The XPD Xenia Xe features a Gen 4 PCIe SSD, which will boost the read and write speeds to between 4,000 and 5,000MB/s, which is roughly 30 percent faster than the last generation of already stupidly fast PCIe internal drives. Not all new premium laptops in 2021 offer one of these new drives so it’s definitely a bonus here.
Battery life on this unit is another standout feature, netting over nine hours in PCMark 10 Work battery and 12 hours and 59 minutes during 1080p movie playback at 50 percent brightness. It’s still a long way off the MacBook Pro 13’s 19h 1080p movie playback using native movie players, but it’s more than you’d use in an average working day and lasts as long as you would reasonably expect from Windows Ultrabooks.
Buy it if...
You need a 15-inch 11th Gen laptop now
The Adata XPG Xenia Xe's main selling point is a bigger screen. It's not a particularly high resolution or color accurate screen, but it's a little bigger than anything new in the first quarter of 2021.
You want decent battery life
Battery is important for people that move around a lot. The efficient processor low resolution efficient screen and generous battery mean you'll get more than a working day's battery out of the XPG Xenia Xe.
You want the fastest storage
With read and write speeds just shy of 5,000MB/s you'll be hard pressed to find a faster laptop when it comes to loading and saving files. If you're moving big folders to and from your computer a lot, this device's well-tuned 4th gen PCIe SSD is top notch.

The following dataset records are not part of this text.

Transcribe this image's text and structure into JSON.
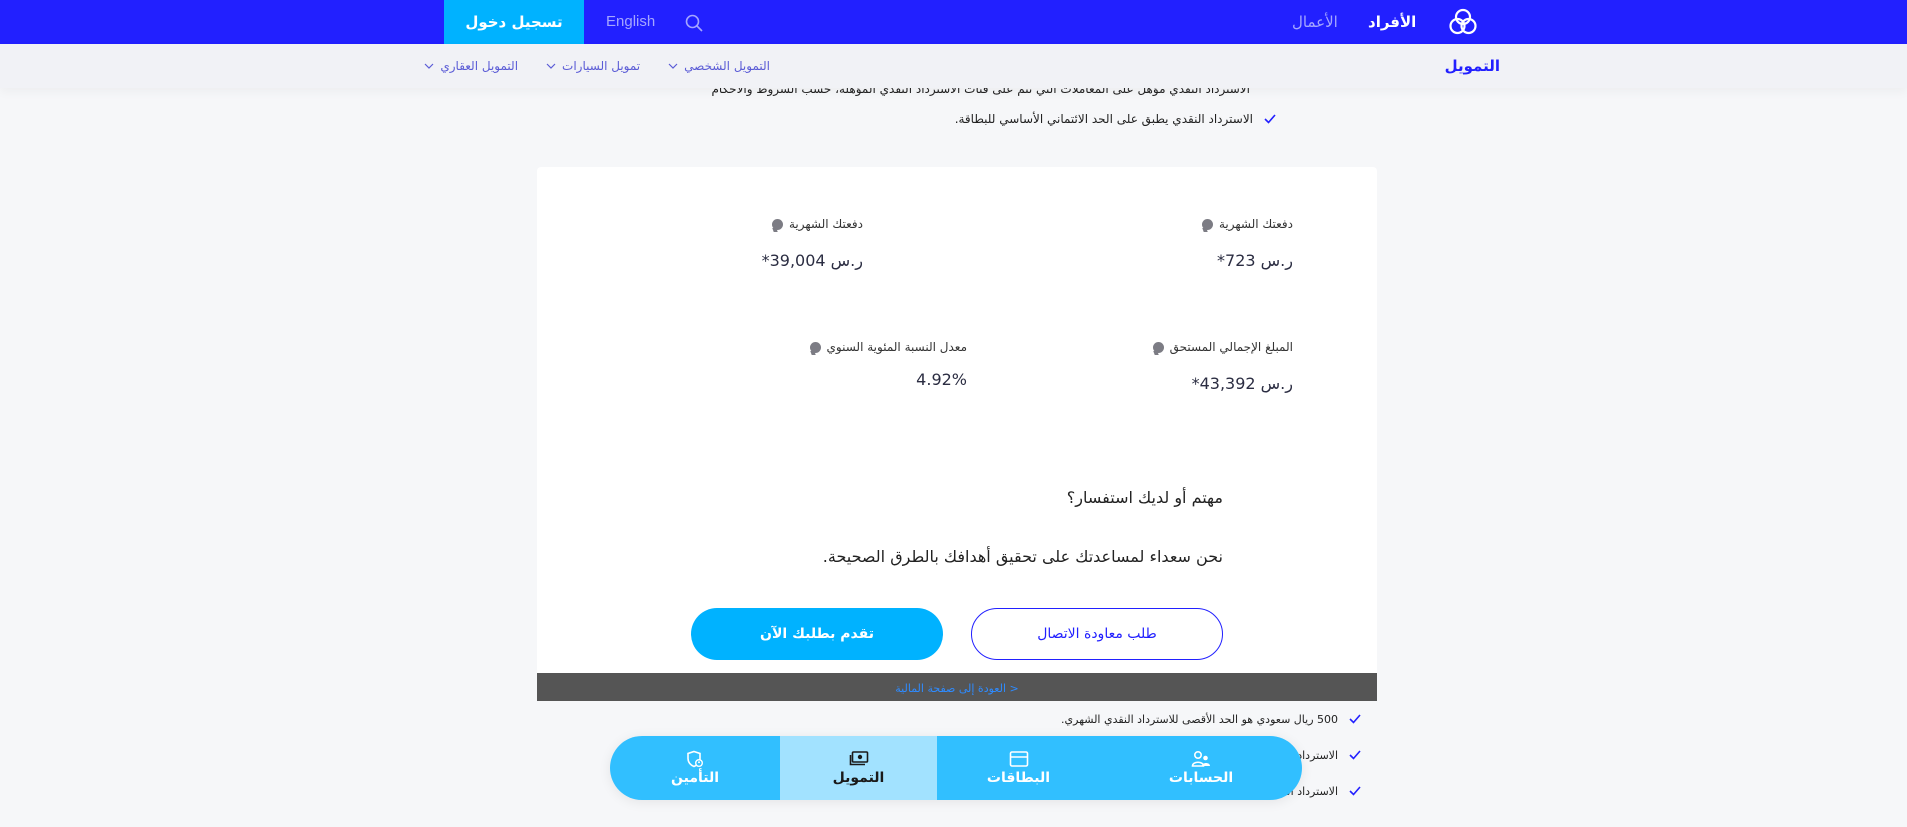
{
  "topbar": {
    "brand_icon": "bank-logo-icon",
    "nav": [
      {
        "label": "الأفراد",
        "active": true
      },
      {
        "label": "الأعمال",
        "active": false
      }
    ],
    "login_label": "تسجيل دخول",
    "language_label": "English",
    "search_icon": "search-icon"
  },
  "subnav": {
    "title": "التمويل",
    "items": [
      {
        "label": "التمويل العقاري"
      },
      {
        "label": "تمويل السيارات"
      },
      {
        "label": "التمويل الشخصي"
      }
    ]
  },
  "top_bullets": [
    "الاسترداد النقدي مؤهل على المعاملات التي تتم على فئات الاسترداد النقدي المؤهلة، حسب الشروط والأحكام",
    "الاسترداد النقدي يطبق على الحد الائتماني الأساسي للبطاقة."
  ],
  "metrics": [
    {
      "label": "دفعتك الشهرية",
      "value": "ر.س 723*"
    },
    {
      "label": "دفعتك الشهرية",
      "value": "ر.س 39,004*"
    },
    {
      "label": "المبلغ الإجمالي المستحق",
      "value": "ر.س 43,392*"
    },
    {
      "label": "معدل النسبة المئوية السنوي",
      "value": "4.92%"
    }
  ],
  "cta": {
    "title": "مهتم أو لديك استفسار؟",
    "description": "نحن سعداء لمساعدتك على تحقيق أهدافك بالطرق الصحيحة.",
    "callback_label": "طلب معاودة الاتصال",
    "apply_label": "تقدم بطلبك الآن"
  },
  "back_link": "العودة إلى صفحة المالية >",
  "bottom_bullets": [
    "500 ريال سعودي هو الحد الأقصى للاسترداد النقدي الشهري.",
    "الاسترداد النقدي مؤهل على المعاملات",
    "الاسترداد النقدي يطبق على الحد الائتماني الأساسي للبطاقة."
  ],
  "bottom_nav": [
    {
      "label": "الحسابات",
      "icon": "accounts-icon",
      "active": false
    },
    {
      "label": "البطاقات",
      "icon": "card-icon",
      "active": false
    },
    {
      "label": "التمويل",
      "icon": "finance-icon",
      "active": true
    },
    {
      "label": "التأمين",
      "icon": "insurance-icon",
      "active": false
    }
  ],
  "colors": {
    "primary": "#2220ff",
    "accent": "#00b2ff",
    "bottom_nav": "#31bfff",
    "bottom_nav_active": "#a2e2ff",
    "back_bar": "#555555"
  }
}
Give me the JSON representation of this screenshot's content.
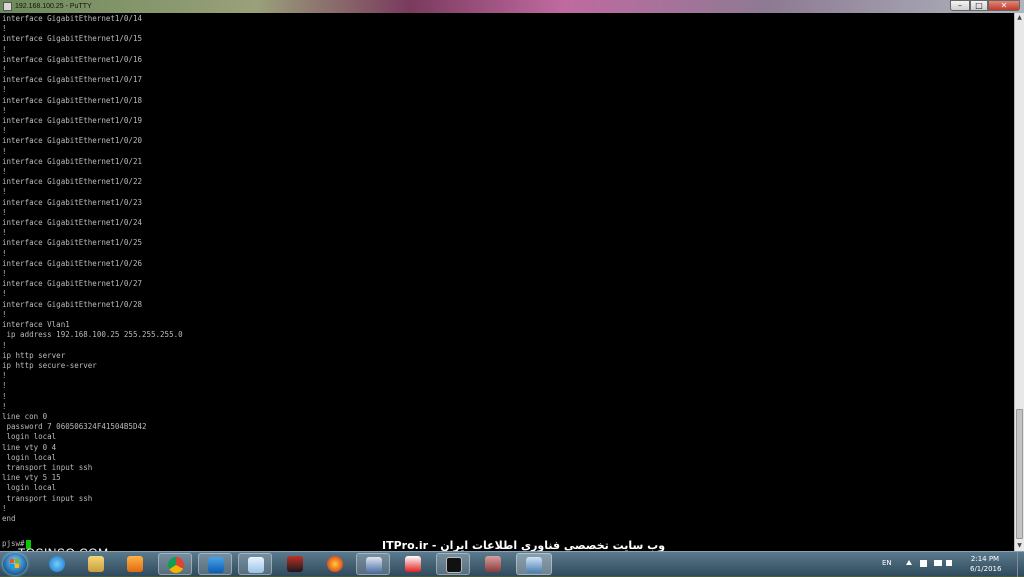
{
  "window": {
    "title": "192.168.100.25 - PuTTY",
    "minimize_glyph": "–",
    "maximize_glyph": "□",
    "close_glyph": "✕"
  },
  "terminal": {
    "lines": [
      "interface GigabitEthernet1/0/14",
      "!",
      "interface GigabitEthernet1/0/15",
      "!",
      "interface GigabitEthernet1/0/16",
      "!",
      "interface GigabitEthernet1/0/17",
      "!",
      "interface GigabitEthernet1/0/18",
      "!",
      "interface GigabitEthernet1/0/19",
      "!",
      "interface GigabitEthernet1/0/20",
      "!",
      "interface GigabitEthernet1/0/21",
      "!",
      "interface GigabitEthernet1/0/22",
      "!",
      "interface GigabitEthernet1/0/23",
      "!",
      "interface GigabitEthernet1/0/24",
      "!",
      "interface GigabitEthernet1/0/25",
      "!",
      "interface GigabitEthernet1/0/26",
      "!",
      "interface GigabitEthernet1/0/27",
      "!",
      "interface GigabitEthernet1/0/28",
      "!",
      "interface Vlan1",
      " ip address 192.168.100.25 255.255.255.0",
      "!",
      "ip http server",
      "ip http secure-server",
      "!",
      "!",
      "!",
      "!",
      "line con 0",
      " password 7 060506324F41504B5D42",
      " login local",
      "line vty 0 4",
      " login local",
      " transport input ssh",
      "line vty 5 15",
      " login local",
      " transport input ssh",
      "!",
      "end"
    ],
    "prompt": "pjsw#"
  },
  "overlay": {
    "left_watermark": "TOSINSO.COM",
    "right_watermark": "ITPro.ir - وب سایت تخصصی فناوری اطلاعات ایران"
  },
  "taskbar": {
    "language": "EN",
    "time": "2:14 PM",
    "date": "6/1/2016",
    "apps": [
      "windows-explorer",
      "internet-explorer",
      "file-manager",
      "media-player",
      "chrome",
      "outlook",
      "notepad",
      "kaspersky",
      "firefox",
      "network-tool",
      "pdf-reader",
      "command-prompt",
      "archive-tool",
      "putty"
    ],
    "active_app": "putty",
    "colors": {
      "terminal_bg": "#000000",
      "terminal_text": "#bbbbbb",
      "cursor": "#00cc00"
    }
  }
}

Don't buy it if...
You want the best value 11th Gen Ultrabook
There are plenty of other models out there offering better screens and comparable performance for less.
You're picky about your keyboard
The XPG Xenia Xe needs a bit more practice in order to nail the keyboard. This one's keys are a little small and awkwardly far apart.
You want to play games
Despite the XPG Xenia Xe's Intel Iris Xe GPU, if you actually want to play games (rather than very occasionally play something light), we'd recommend you take a look at a good value gaming laptop instead.
Joel has been the in-house benchmark monkey for the Australian TechRadar team and Australia’s two biggest tech magazines (APC and TechLife) since 2014.